Art Chenoweth

So, bunkie, summer is in session. You may be still trying to graduate or you might be actually taking a summer break. Either way, unless you’re ticketed for a trip to Mexico or Europe, you’ll likely be moving back in with mom and dad.

Quickly, you’ll become reacquainted with the advantages and disadvantages of this move. Your head splits when the family shar-pei begins yipping loudly in the morning after your riotous night at the Ohm. You’re back under the same roof with a washer and dryer but you still tend to throw your dirty clothes on the floor.

Once again you run the risk of somebody peeking into your diary or sniffing out your stash.

One thing you’ll have to face is mom’s advice. She’ll once again be on hand to worry about your health, your behavior, your state of mind. Thanks to my years of experience I can remind us all of some of the advice moms still traditionally ladle out, some good, some totally off the mark.

“Stop cracking your knuckles, you’ll get arthritis.”

Maybe mom or dad already has arthritis but they didn’t get it knuckle-cracking. You won’t get arthritis but you will loosen your ligaments and tighten your hand muscles. That’s known as losing your grip.

“Don’t talk with your mouth full.”

Right on, mom. Nothing is more disgusting. Not only that, you could breathe in food and choke. Want disgusting? King Louis XIV of France suffered a broken upper palate due to bad dentistry. His dinner tended to blow out through his nose.

“Don’t sit so close to the TV, you’ll ruin your eyes.”

Not true. You may wilt and sag from being sedentary but the eyeballs won’t fail. A 1993 Israeli study suggests too much reading can give you near-sightedness. Now they tell us, after years of sweating over the fine print in textbooks.
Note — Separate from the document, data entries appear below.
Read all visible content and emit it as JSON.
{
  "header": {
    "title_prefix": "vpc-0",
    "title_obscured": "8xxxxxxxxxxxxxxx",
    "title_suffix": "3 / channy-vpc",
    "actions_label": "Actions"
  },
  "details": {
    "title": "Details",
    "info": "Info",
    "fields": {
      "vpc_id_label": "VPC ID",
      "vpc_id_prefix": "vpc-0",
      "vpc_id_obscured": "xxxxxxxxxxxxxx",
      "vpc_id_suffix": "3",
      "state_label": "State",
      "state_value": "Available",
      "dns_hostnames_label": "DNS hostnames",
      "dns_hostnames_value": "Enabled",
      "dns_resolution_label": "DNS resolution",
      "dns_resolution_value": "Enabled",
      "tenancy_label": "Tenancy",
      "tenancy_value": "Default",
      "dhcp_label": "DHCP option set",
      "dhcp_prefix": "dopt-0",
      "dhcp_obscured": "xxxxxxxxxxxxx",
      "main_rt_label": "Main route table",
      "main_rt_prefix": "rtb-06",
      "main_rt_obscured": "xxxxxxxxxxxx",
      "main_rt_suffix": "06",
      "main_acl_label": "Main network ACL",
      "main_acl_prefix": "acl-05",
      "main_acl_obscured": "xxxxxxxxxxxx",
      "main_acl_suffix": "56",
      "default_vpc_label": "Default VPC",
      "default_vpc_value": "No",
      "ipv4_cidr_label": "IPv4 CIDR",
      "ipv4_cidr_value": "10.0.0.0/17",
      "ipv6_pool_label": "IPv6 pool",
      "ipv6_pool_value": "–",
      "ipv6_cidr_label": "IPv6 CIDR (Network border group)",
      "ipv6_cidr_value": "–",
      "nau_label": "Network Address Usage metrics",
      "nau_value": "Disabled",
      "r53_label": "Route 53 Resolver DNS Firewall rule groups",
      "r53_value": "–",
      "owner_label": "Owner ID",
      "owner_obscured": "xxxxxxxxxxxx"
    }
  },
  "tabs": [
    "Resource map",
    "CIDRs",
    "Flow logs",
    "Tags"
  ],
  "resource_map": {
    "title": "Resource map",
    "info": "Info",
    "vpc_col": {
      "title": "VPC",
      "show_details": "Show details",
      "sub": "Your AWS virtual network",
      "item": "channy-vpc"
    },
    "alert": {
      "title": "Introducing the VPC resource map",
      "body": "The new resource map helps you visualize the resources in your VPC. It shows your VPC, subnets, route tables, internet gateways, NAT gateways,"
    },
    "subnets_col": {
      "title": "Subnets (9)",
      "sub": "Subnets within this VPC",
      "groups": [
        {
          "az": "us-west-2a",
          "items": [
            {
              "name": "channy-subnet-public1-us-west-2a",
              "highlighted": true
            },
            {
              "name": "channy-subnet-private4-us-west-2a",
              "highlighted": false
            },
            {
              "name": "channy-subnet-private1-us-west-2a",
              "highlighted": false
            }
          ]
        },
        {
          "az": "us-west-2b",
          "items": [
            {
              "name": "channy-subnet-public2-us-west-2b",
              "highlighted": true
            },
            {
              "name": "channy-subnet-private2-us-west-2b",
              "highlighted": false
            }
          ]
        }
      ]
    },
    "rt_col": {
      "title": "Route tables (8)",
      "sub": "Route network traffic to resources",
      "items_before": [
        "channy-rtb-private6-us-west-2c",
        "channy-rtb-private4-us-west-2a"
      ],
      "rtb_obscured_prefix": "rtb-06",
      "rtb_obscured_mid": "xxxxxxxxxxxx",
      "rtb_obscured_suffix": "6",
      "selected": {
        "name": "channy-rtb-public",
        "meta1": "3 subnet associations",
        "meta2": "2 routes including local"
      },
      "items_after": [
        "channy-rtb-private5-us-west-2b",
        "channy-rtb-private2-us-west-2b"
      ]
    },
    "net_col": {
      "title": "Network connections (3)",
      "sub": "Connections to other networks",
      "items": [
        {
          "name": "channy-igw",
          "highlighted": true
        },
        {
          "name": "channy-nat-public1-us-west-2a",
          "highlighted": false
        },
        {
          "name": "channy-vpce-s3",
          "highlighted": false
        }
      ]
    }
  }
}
“Big boys don’t cry.”

Dad may be more likely to say this. Studies say if you don’t let out the tears once in a while, the emotion may erupt as anger. Crying slows the heart rate, reduces stress hormones. Carl Jung said it even scarier. When an inner situation is not made conscious, it appears outside as fate.

“If there’s mold on the cheese, throw it out.”

Wrong, mom. Scrape the moldy part off and chomp away.

“Learn to forgive and forget.”

Only half right. Forgiving lowers anxiety, helps depression and lets you release anger, which can lead to heart disease. But forget by forgiving? Not true. You’ll remember forever. That’s why reincarnation wouldn’t feel so good. Do you want to carry all those accumulated bad memories around for a few more lifetimes?

“It’s raining, take your umbrella.”

A tossup. If you want to be macho like Lars Larson, the rigidly conservative radio talk show, you never carry an umbrella in Oregon. If you want to be comfortable, like most of us, break out the bumbershoot. You can always find good bargains in umbrellas at the lost and found sales on campus about once a term.

“Nobody respects a wiseass.”

Men’s Health Magazine points out that David Letterman has proved that wrong. An occasional wise-ass outburst helps relieve inner tension and keeps you out of the doormat class. It doesn’t hurt your image if people fear you just a tiny bit.

“I’m not driving you anywhere if you miss the bus.”

Most moms can never carry out this empty threat, which is a big mistake for your psychiatric future. If you know you can screw up with mom and still come out in the end, you’ll live your whole life as a screwup.

“You’ve got a nosebleed. Tilt your head back.”

Bad idea, mom. Makes the blood run down your throat. Do you want a stomach full of blood? If you’re a vampire, maybe yes. Otherwise, pinch the tip of your nose and sit up straight.

“You can just sit down and eat dinner with the rest of us.”

Mom’s heart is literally in the right place on this one. Studies show eating dinners with the family tends to prompt you to eat more fruit and veggies, less saturated fat.

“That music is too loud.”

Mom is so right on this one. Too many years of loud music can permanently damage your cochlear hairs and they don’t repair themselves. Remember, Charlie Watts of the Stones is stone deaf and Peter Townshend of The Who has permanent tinnitis.

“Eat your breakfast, get the day started right.”

Mom is correct. Your Personal Care Provider (our current HMO pseudonym for the family doctor) will back her up. Those bodies who are never fed breakfast later cry out for junk food.

“If you keep making those awful faces, your face will freeze that way.”

Not quite, but close. A lot of face-making can add wrinkles. On the other hand, you don’t want to be a stone face, either. Speaking of wrinkles, that stars of the silver screen avoid them by avoiding tanning booths, they use liquid tan. They’re a lot more scared of career-ending crinkles than they are of skin cancer.

Mom means well, so don’t be too critical. After you move in, she’ll probably continue to pick up your dirty clothes off the floor and put them in the washer. Be glad she’s there to rescue you from total depravity.